Jim Cornette Claims “Bucket of Chicken” Comment Was NOT Racially Motivated

jim cornette nwa chicken explanation audio podcast interview powerrr

Jim Cornette went into detail about his NWA departure on the latest episode of his podcast, saying the intent of his “bucket of chicken” line on commentary wasn’t racially motivated.

In case you missed it … Cornette attempted to describe the strength and courage of Trevor Murdoch during the latest episode of NWA Powerrr and said, “He’s the only man I’ve ever known that can strap a bucket of fried chicken on his back and ride a motor scooter across Ethiopia.”

This led to NWA pulling his comments from the episode and Jim Cornette resigning

On the latest episode of The Jim Cornette Experience, the announcer says NWA VP David Lagana called saying they were going to have to apologize because people on Twitter were angry about the comment. Cornette claims he told Lagana that he doesn’t appreciate being grouped into apologies for things he’s not necessarily sorry for, which would seem to explain why the apology and his resignation were released together.

The 58-year old then explains that jokes about the Ethiopian famine were popular in the ’80s – which is when he first used it – and deconstructs why people should’ve still thought it was funny. “A bucket of chicken sounds funnier, it’s a funnier visual, than a f*cking plate of sushi,” he added.

“It’s a starvation joke, not a race joke,” he continued. “Whether it’s a good joke or a bad joke, it was a joke that has been told on TBS, USA Network, broadcast television stations across America over a variety of locations for the past 30 years.” 

Jim also points out that footage was shot weeks ago and nobody behind the scenes took issue with it. He also says David Lagana told him the comment “passed right by” him while editing the show. 

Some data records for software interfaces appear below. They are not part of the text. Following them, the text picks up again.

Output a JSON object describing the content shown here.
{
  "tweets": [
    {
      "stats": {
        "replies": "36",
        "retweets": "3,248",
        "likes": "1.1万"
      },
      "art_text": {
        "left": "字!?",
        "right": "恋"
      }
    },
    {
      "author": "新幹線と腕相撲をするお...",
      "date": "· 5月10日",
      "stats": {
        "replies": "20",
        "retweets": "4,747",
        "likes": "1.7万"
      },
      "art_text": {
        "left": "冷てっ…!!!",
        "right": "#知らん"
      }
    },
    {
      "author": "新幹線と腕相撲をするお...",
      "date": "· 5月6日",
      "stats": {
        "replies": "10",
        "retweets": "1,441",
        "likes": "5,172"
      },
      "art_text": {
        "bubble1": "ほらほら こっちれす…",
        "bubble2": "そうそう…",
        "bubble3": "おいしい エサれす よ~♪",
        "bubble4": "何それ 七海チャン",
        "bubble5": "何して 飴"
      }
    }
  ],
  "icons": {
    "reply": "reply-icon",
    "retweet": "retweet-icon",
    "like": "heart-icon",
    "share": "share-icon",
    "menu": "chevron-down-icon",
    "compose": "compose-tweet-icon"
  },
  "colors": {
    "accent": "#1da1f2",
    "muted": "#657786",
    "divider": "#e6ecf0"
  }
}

“If when I had said it, the producer – one of whom is Dave Lagana, but there’s a variety of people that can talk to us on our headsets – had said, ‘Awww, Jim. Don’t say that.’ ‘Ok, sorry,'” Cornette states. “If after the show, well we’re gonna have to take out that one joke out, ‘Ok, fine, sorry to make you have extra work.’ If anybody called me up and said, ‘Jim, you told that joke you’ve told a bunch of times, well that’s racist.’ ‘Ok, I didn’t know that.’ Cause I was thinking it was f*cking funny cause the people in Ethiopia were hungry.”

He then draws comparison to his joke and the Starvin Marvin character on South Park. 

Jim says if NWA had taken some ownership for letting the comment slip through in the editing process, he would have been more on board with things. However, that wasn’t the case and this was starting to no longer be fun for him. 

“I’m not that sorry, cause it was a joke. And if you don’t like the joke, that’s fine, and I’d even apologize for a bad joke. But this goddamn feedback was above and beyond the offense. And I didn’t mean it in any racist way, for f*cks sake. I think the people that took it instantly as racist think that must be the only thing on people’s minds when they think of black people and chicken. Which, that’s a whole nother issue that you’ve got. Cause I’m going for Starvin Marvin.”

“I, in now way, was thinking in that direction,” he additionally noted. “To anyone who was legitimately offended by a bad joke in kinda sort of a way and would accept a reasonable apology, as humans sometimes do … yes, I’m sorry. Because I didn’t intend it that way.” 

Cornette’s full explanation can be HEARD HERE.